So Tunisia happened, Egypt is happening, and questions and opinions are now emerging, speculating on who will happen next in this great continent of ours.
Tunisians were successful and Egyptians are slowly but surely forcing change. There are other Arab countries with Revolutions of their own but it is all Egypt now, stealing all the world attention. But can this happen in Sub-Saharan Africa is the question I have been pondering over. Do the demographics in Sub-Saharan Africa have the capacity to constitute similar revolutions given that the transgressions of both Egyptian and former Tunisian leaders are similar to those of most African leaders. @Shelisrael asked me a couple of days ago “how are Kenyan viewing these upheavals in Egypt and Tunisia?” And I have posed various questions on Twitter to get a sense of what Kenyans feel about these revolutions.
No Revolutions Here
From the tweets I have read by Kenyans on Twitter and a couple of Facebook updates, the message that is being sent out is there will be no revolutions here: not for lack of issues that would otherwise spark revolutions but rather for lack of homogeneity that would make such a revolution possible. Have you found it curious that fears of a revolution have been felt across the Arab Nations as opposed to the greater African region where Tunisia and Egypt both belong to? Isn’t it curious that other corrupt African octogenarians who have hoarded power through oppressive regimes for decades are not in the least worried (or at least don’t seem to be) about the happenings in Tunisia and Egypt? The much you can see about revolutions in these countries are scattered tweets about the hopelessness of attempting a revolution in their respective countries or retweets of the happenings in Egypt.
If you ask me, I believe that the demographics of non-Arabic African countries have a lot to do with the nonchalant attitudes that the likes of Mugabe have towards the revolutions in Egypt and Tunisia. Generally looking at what Kenyans have posted on Facebook, Twitter, and on blogs, Tribalism is emerging as a leading hindrance to any form of revolution in Kenya. The others are Police Brutality especially in memory of the 2008 post election violence, a largely conservative middle class that would rather tweet than walk the streets (Malcolm Gladwell would shake his head in acknowledgement to this), and our love for Tea Breaks – (thanks Dickens for pointing this out). Most countries are too divided internally that the consensus to revolt against a Government is never a cause for worry to most of these leaders. Take Gbagbo for instance, Ivorians have a major case to revolt but Gbagbo is still sitting pretty in office with ECOWAS and AU revolting on the behalf of Ivorians. Why? Because the country is split and though I don’t understand the mechanics of it all, I can say with certainty that it will boil down to either religious or tribal divides.
Does Social Media Spark Revolutions?

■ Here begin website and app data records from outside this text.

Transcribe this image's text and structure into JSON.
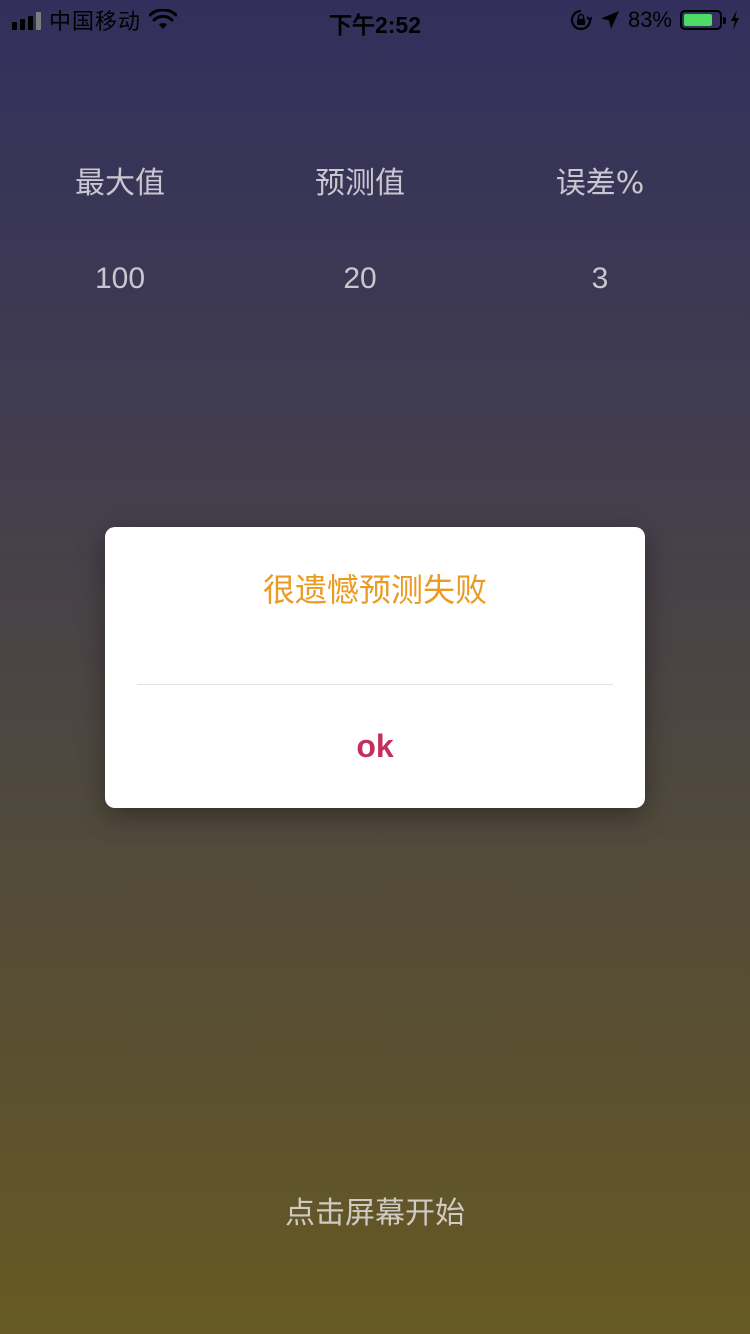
{
  "status_bar": {
    "carrier": "中国移动",
    "time": "下午2:52",
    "battery_percent": "83%",
    "battery_level": 0.83,
    "icons": [
      "signal-icon",
      "wifi-icon",
      "orientation-lock-icon",
      "location-arrow-icon",
      "battery-icon",
      "charging-bolt-icon"
    ]
  },
  "stats": {
    "headers": [
      "最大值",
      "预测值",
      "误差%"
    ],
    "values": [
      "100",
      "20",
      "3"
    ]
  },
  "dialog": {
    "title": "很遗憾预测失败",
    "ok_label": "ok",
    "title_color": "#eb9a22",
    "ok_color": "#c2305b"
  },
  "start_hint": "点击屏幕开始"
}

Evident in all these revolutions has been the role of social media especially in organizing and getting the word out. But it is not social media that sparked these revolutions but rather the stark realities and incidences on the ground that have caused people to react both online and offline. Given the crackdown of the Internet in Egypt, it is clear that social media does play a major role in the revolutions but it would be wrong to say it sparks them. It facilitates them in a big way though; making it a great though not indispensable tool for revolutions. Take note of the fact that the revolt in Egypt did not falter or end because the Internet was shut down. The revolution has persisted nonetheless. Kenyans are now in the process of signing an online petition that is looking to get 1 million signatures to compel the Government not to withdraw from the ICC. Can these million move to the streets? Can a revolution really happen online with a signature and a tweet? As PLO says, “Revolution’s don’t write letters telling you they are coming.”
The True Value of Social Media
While a revolution may not be sparked by conversations on social media channels, depending on how social media is used, social media can drive these revolutions. Social Media can be used to plan and organize movements on the ground. Social Media can be used to get the word out through citizen journalism because where traditional media have no presence or the capacity to have a presence, it is citizen journalists who have come out to bridge this divide by sending out videos, pictures, tweets, and other information that wouldn’t otherwise come out. And even with the blockade of the Internet in Egypt, it is interesting to see how people have rallied to help Egyptians on the ground to get their word out. This has been through ingenious methods such @speaktotweet where Egyptians can call a Google number, leave a message and it will be transcribed as a tweet by an army of volunteers. There are other ways Egyptians are circumventing the internet blockade.